            McLean was succeeded by John Tait, who remained till 1872 when the post was closed.  As a trading centre, Keremeos does not seem to have been very profitable.  It was more important as a centre for wintering horses and putting up hay.  It also had a strategic value, which was lost when the trading posts just south of the boundary were closed.  The store erected by McLean stood till 1914. 

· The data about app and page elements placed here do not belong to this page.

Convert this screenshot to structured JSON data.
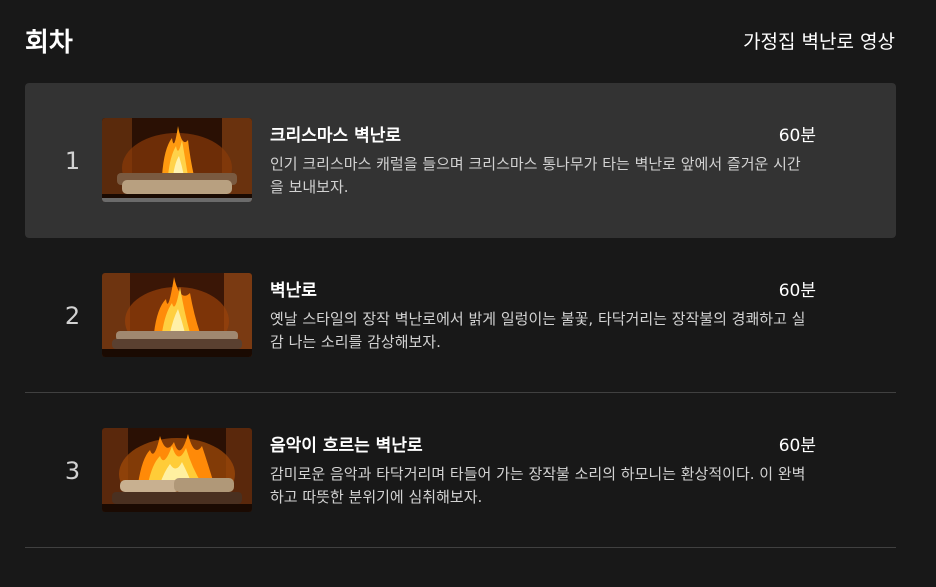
{
  "header": {
    "title": "회차",
    "subtitle": "가정집 벽난로 영상"
  },
  "episodes": [
    {
      "index": "1",
      "title": "크리스마스 벽난로",
      "duration": "60분",
      "description": "인기 크리스마스 캐럴을 들으며 크리스마스 통나무가 타는 벽난로 앞에서 즐거운 시간을 보내보자.",
      "active": true
    },
    {
      "index": "2",
      "title": "벽난로",
      "duration": "60분",
      "description": "옛날 스타일의 장작 벽난로에서 밝게 일렁이는 불꽃, 타닥거리는 장작불의 경쾌하고 실감 나는 소리를 감상해보자.",
      "active": false
    },
    {
      "index": "3",
      "title": "음악이 흐르는 벽난로",
      "duration": "60분",
      "description": "감미로운 음악과 타닥거리며 타들어 가는 장작불 소리의 하모니는 환상적이다. 이 완벽하고 따뜻한 분위기에 심취해보자.",
      "active": false
    }
  ],
  "colors": {
    "background": "#181818",
    "active_row": "#333333",
    "divider": "#404040",
    "flame": "#ffb020"
  }
}
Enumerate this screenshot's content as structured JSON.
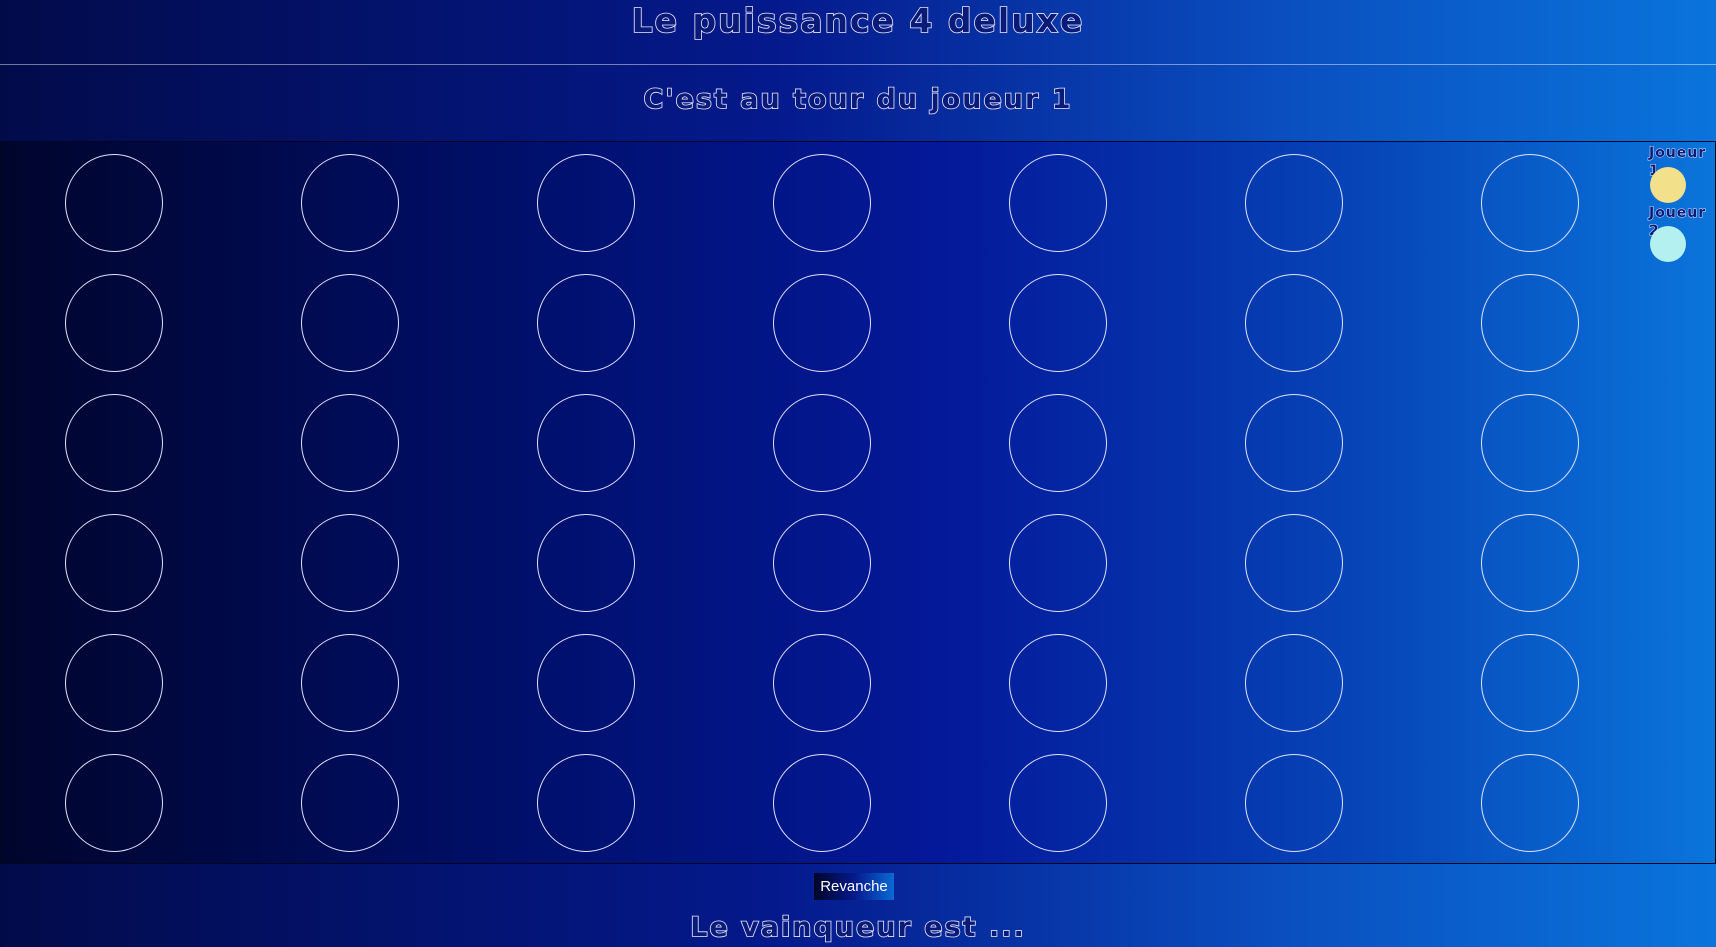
{
  "header": {
    "title": "Le puissance 4 deluxe"
  },
  "status": {
    "turn_text": "C'est au tour du joueur 1",
    "winner_text": "Le vainqueur est ..."
  },
  "board": {
    "columns": 7,
    "rows": 6,
    "cell_outline_color": "#dfe4ff",
    "cells": [
      [
        null,
        null,
        null,
        null,
        null,
        null,
        null
      ],
      [
        null,
        null,
        null,
        null,
        null,
        null,
        null
      ],
      [
        null,
        null,
        null,
        null,
        null,
        null,
        null
      ],
      [
        null,
        null,
        null,
        null,
        null,
        null,
        null
      ],
      [
        null,
        null,
        null,
        null,
        null,
        null,
        null
      ],
      [
        null,
        null,
        null,
        null,
        null,
        null,
        null
      ]
    ]
  },
  "legend": {
    "player1": {
      "label": "Joueur 1",
      "color": "#f2e08a"
    },
    "player2": {
      "label": "Joueur 2",
      "color": "#b4f0f0"
    }
  },
  "controls": {
    "rematch_label": "Revanche"
  },
  "colors": {
    "background_dark": "#020b4a",
    "background_light": "#0a74dc"
  }
}
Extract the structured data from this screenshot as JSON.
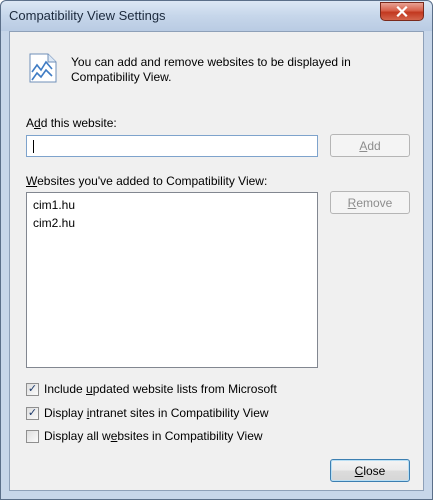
{
  "window": {
    "title": "Compatibility View Settings"
  },
  "info": {
    "icon": "compatibility-view-icon",
    "text": "You can add and remove websites to be displayed in Compatibility View."
  },
  "add_section": {
    "label_accesskey": "d",
    "label_before": "A",
    "label_after": "d this website:",
    "input_value": "",
    "add_button_prefix": "",
    "add_button_accesskey": "A",
    "add_button_suffix": "dd"
  },
  "list_section": {
    "label_accesskey": "W",
    "label_rest": "ebsites you've added to Compatibility View:",
    "items": [
      "cim1.hu",
      "cim2.hu"
    ],
    "remove_button_accesskey": "R",
    "remove_button_suffix": "emove"
  },
  "options": [
    {
      "before": "Include ",
      "accesskey": "u",
      "after": "pdated website lists from Microsoft",
      "checked": true
    },
    {
      "before": "Display ",
      "accesskey": "i",
      "after": "ntranet sites in Compatibility View",
      "checked": true
    },
    {
      "before": "Display all w",
      "accesskey": "e",
      "after": "bsites in Compatibility View",
      "checked": false
    }
  ],
  "footer": {
    "close_accesskey": "C",
    "close_suffix": "lose"
  },
  "colors": {
    "titlebar": "#c6d6ea",
    "content_bg": "#f0f0f0",
    "close_button": "#d7604a"
  }
}
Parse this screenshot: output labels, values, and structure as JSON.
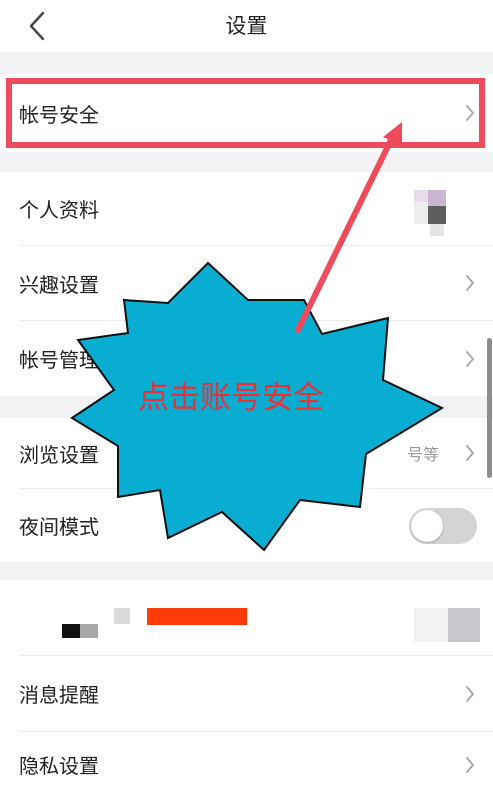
{
  "header": {
    "title": "设置",
    "back_icon": "chevron-left-icon"
  },
  "rows": {
    "account_security": "帐号安全",
    "profile": "个人资料",
    "interests": "兴趣设置",
    "account_manage": "帐号管理",
    "browse": "浏览设置",
    "browse_hint": "号等",
    "night_mode": "夜间模式",
    "notifications": "消息提醒",
    "privacy": "隐私设置"
  },
  "night_mode_on": false,
  "annotation": {
    "text": "点击账号安全"
  },
  "colors": {
    "highlight": "#ee4b5c",
    "burst_fill": "#0aadd2",
    "arrow": "#ee4b5c",
    "annotation_text": "#e63237",
    "redacted_bar": "#ff3b0a"
  }
}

            Life in our valley was quiet in those far-off days.  There was less friction between native and newcomer than south of the border.  Mrs. S.L. Allison attributed this largely to the influence of the Roman Catholic priests, who laboured effectively among the native peoples.  Some still remember the long pack-trains, and the jingle of horses’ bells when the time came to bring in supplies over the Hope Trail, or to send pack-trains, or herd cattle to Hope.  Perhaps life was more severe then than it is now but we still need the spirit which enabled men and women in pioneer days to face life with a deep faith and a brave heart.  They builded better than they knew.